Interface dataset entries
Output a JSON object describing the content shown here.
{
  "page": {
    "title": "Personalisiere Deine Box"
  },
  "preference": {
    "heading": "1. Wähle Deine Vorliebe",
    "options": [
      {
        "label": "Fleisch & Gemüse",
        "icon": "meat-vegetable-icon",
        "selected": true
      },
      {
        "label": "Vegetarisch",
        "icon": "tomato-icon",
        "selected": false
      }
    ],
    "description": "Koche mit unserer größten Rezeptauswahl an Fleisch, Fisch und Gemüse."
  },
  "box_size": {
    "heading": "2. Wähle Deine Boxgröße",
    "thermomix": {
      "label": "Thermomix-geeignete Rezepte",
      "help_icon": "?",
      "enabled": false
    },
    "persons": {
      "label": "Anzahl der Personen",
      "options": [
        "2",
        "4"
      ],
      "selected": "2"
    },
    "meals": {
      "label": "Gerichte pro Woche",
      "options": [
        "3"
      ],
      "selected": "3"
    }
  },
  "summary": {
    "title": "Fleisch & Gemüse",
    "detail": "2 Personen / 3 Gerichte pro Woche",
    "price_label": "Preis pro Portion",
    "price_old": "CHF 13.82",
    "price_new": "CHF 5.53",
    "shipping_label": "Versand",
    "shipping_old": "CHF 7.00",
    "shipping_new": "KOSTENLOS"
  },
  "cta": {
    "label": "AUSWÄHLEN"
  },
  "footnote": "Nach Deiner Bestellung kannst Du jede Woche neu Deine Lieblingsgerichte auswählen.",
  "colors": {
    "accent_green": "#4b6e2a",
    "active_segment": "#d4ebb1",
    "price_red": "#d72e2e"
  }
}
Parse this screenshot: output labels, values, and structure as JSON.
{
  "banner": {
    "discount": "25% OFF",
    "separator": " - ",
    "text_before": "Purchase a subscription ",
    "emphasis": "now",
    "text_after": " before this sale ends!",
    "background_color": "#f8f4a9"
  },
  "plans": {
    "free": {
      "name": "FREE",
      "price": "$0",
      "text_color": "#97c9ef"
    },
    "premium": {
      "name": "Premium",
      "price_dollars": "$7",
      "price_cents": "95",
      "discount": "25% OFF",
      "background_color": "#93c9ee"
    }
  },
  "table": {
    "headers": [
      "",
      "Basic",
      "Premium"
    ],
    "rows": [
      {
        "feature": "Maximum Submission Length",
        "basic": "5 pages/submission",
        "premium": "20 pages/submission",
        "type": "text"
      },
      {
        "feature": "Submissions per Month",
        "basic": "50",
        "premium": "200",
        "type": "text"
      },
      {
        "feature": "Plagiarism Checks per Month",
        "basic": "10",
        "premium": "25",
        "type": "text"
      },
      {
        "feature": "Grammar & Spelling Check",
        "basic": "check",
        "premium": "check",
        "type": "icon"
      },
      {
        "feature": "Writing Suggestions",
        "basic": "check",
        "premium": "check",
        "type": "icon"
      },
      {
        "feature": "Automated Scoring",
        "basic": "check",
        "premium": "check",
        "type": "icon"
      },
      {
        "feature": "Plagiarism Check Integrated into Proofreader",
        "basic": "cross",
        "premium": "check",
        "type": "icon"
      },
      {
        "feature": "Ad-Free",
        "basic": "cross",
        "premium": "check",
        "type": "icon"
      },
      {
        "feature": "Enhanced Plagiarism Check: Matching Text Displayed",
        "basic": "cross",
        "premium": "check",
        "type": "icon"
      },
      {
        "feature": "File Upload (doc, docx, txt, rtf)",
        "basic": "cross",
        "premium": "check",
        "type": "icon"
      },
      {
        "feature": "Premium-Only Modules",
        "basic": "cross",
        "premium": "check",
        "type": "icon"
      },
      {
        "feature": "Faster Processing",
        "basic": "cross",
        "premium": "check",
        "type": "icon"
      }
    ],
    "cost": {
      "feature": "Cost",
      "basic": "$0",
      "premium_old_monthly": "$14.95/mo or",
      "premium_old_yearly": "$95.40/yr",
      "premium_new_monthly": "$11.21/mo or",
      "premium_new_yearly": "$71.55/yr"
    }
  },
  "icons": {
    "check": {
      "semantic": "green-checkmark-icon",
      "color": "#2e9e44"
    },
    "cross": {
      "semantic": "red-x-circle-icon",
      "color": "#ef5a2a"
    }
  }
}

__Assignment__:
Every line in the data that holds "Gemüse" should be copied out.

__Output of the task__:
        "label": "Fleisch & Gemüse",
    "description": "Koche mit unserer größten Rezeptauswahl an Fleisch, Fisch und Gemüse."
    "title": "Fleisch & Gemüse",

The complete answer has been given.